There is no shortage of former ballplayers among the ranks of teachers. Among those portrayed in the 1952 Topps set, Bob Hooper became a PE teacher and Dale Coogan made a lengthy career as a school principal and school system superintendent. From the 1993 Finest set there is Dave Fleming who went into the elementary classroom after a five-year MLB career. The staff list of the high school closest to my current address even features a former member of the Cincinnati Reds.

The usual order of operations sees a ballplayer complete their athletic career before moving into the less physically demanding field of education. Sometimes that order is reversed, as in the case of Hall of Famer Earle Combs. Combs earned his degree in education and taught for a few years in a one-room Kentucky schoolhouse before being noticed by the New York Yankees. Combs would go on to be an integral part of the famed Murderers’ Row lineup.

Above: Earle Combs in the famed 1933 Goudey set.

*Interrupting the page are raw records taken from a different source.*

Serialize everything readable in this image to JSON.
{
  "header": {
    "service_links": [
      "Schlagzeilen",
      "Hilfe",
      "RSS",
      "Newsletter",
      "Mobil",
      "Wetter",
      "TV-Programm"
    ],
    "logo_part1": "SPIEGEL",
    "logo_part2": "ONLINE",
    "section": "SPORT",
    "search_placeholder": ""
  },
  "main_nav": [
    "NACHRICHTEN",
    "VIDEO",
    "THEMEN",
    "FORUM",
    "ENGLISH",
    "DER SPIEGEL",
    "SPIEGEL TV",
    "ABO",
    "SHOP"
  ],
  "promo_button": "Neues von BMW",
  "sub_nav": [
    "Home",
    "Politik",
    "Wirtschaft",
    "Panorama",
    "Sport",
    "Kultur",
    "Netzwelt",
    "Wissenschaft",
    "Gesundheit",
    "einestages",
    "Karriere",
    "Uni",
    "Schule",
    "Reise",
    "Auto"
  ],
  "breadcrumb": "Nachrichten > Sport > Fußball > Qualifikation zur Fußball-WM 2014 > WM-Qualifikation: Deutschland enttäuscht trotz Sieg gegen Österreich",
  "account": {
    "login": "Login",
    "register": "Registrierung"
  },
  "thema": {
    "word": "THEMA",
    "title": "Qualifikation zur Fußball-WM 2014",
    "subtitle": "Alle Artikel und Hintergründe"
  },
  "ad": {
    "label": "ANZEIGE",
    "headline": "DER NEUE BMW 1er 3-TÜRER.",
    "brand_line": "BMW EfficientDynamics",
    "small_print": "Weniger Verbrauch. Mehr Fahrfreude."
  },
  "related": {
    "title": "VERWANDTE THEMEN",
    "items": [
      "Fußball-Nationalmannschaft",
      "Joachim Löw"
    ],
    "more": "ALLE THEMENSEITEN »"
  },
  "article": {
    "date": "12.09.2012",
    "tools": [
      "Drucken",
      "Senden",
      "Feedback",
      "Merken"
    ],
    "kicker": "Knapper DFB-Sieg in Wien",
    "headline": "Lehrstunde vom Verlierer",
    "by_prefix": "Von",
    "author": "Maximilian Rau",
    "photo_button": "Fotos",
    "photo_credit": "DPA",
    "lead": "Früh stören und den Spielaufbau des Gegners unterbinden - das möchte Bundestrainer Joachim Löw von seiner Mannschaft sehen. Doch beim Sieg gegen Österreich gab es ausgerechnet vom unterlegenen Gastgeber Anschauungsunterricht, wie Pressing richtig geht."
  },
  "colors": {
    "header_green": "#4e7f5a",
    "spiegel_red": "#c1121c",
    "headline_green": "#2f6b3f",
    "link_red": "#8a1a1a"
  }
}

Joe Ostrowski, another member of the Yankees, followed a similar path. He graduated from the University of Scranton three years after Combs’ retirement and taught full time for several years. His recreational baseball exploits caught the eye of the Boston Red Sox and was signed to a minor league contract, eventually playing after his return from WW2 with the same Louisville team that first signed Combs. A couple years and a trade later he embarked on a five-year MLB career with the St. Louis Browns and New York Yankees.

Ostrowski was primarily used as a relief pitcher, though he did start 7-8 games per season, going the distance for 9 innings in a third of those appearances. Decidedly not a strikeout pitcher, he nonetheless generated above average effectiveness with a fielding independent pitching and wins above replacement showing he was better than his 23-25 record and 4.54 ERA suggests. Ostrowski’s career would probably have looked much better had he not gotten such a late start (MLB debut at age 31).

Unlike Combs, Ostrowski never stopped teaching. His 1952 Topps baseball card mentions that he still teaches in the offseason, despite being on his way to a third consecutive World Series championship ring. This would prove to be both his rookie card and his final appearance on cardboard as a major leaguer. He spent the next season in the Pacific Coast League before hanging up his spikes at age 36. He returned to a few more decades of teaching in northeastern Pennsylvania.

One more fact sticks out from the biographical text on the back of Ostrowski’s ’52 Topps card. Sy Berger ends his writeup with the note that “Joe is a competent basketball referee.” A couple dozen players appearing in the set worked in the offseason as basketball refs in order to earn extra cash and stay in shape over the winter. This is one of only two cards in the set to mention this bit of trivia, and the only one to say the job was performed in a competent manner. I guess Berger agreed with Ostrowski’s calls.